Task statement >> Count how many lines in the following data hold the word "name". Your answer is the number and nothing else.

App and web page records:
-*-
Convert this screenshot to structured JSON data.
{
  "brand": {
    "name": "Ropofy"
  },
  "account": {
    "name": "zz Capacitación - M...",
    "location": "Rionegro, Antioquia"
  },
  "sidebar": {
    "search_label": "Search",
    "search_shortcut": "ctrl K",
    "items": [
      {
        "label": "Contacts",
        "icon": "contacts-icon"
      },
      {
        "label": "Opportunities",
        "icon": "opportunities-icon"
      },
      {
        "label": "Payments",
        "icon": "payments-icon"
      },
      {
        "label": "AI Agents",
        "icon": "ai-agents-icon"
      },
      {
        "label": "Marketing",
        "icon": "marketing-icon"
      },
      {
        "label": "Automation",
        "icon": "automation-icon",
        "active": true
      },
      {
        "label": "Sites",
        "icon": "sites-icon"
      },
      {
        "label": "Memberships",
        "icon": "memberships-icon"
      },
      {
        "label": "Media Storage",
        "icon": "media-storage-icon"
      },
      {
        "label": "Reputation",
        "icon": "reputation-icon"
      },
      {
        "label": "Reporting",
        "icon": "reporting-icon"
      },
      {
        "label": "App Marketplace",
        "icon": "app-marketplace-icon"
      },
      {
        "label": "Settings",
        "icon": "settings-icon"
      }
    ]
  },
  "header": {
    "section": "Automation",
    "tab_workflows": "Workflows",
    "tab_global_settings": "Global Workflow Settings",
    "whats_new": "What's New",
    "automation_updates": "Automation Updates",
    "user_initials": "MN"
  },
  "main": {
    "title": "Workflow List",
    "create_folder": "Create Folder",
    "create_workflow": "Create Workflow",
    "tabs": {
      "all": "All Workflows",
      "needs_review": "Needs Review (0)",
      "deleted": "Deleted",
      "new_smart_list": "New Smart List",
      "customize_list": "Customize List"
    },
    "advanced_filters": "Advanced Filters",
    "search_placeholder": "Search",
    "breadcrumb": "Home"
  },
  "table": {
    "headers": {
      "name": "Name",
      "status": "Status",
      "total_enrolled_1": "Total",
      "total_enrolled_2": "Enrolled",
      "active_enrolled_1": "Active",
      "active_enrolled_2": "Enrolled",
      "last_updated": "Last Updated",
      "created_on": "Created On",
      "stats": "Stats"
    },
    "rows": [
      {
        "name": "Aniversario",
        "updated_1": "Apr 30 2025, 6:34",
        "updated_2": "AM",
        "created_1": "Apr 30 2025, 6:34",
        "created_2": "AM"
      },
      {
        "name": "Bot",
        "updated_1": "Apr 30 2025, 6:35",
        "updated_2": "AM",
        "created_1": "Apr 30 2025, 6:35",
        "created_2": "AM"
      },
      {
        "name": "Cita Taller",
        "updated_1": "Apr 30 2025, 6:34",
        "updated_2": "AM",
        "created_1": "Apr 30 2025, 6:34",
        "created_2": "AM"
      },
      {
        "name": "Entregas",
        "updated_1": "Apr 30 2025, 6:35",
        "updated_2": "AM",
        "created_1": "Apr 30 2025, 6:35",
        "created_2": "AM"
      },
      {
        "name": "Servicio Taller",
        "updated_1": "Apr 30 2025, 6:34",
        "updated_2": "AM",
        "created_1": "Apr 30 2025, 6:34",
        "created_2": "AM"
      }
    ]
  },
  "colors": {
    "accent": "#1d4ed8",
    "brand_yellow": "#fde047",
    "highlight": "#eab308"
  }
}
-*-
Finished exercise >> 8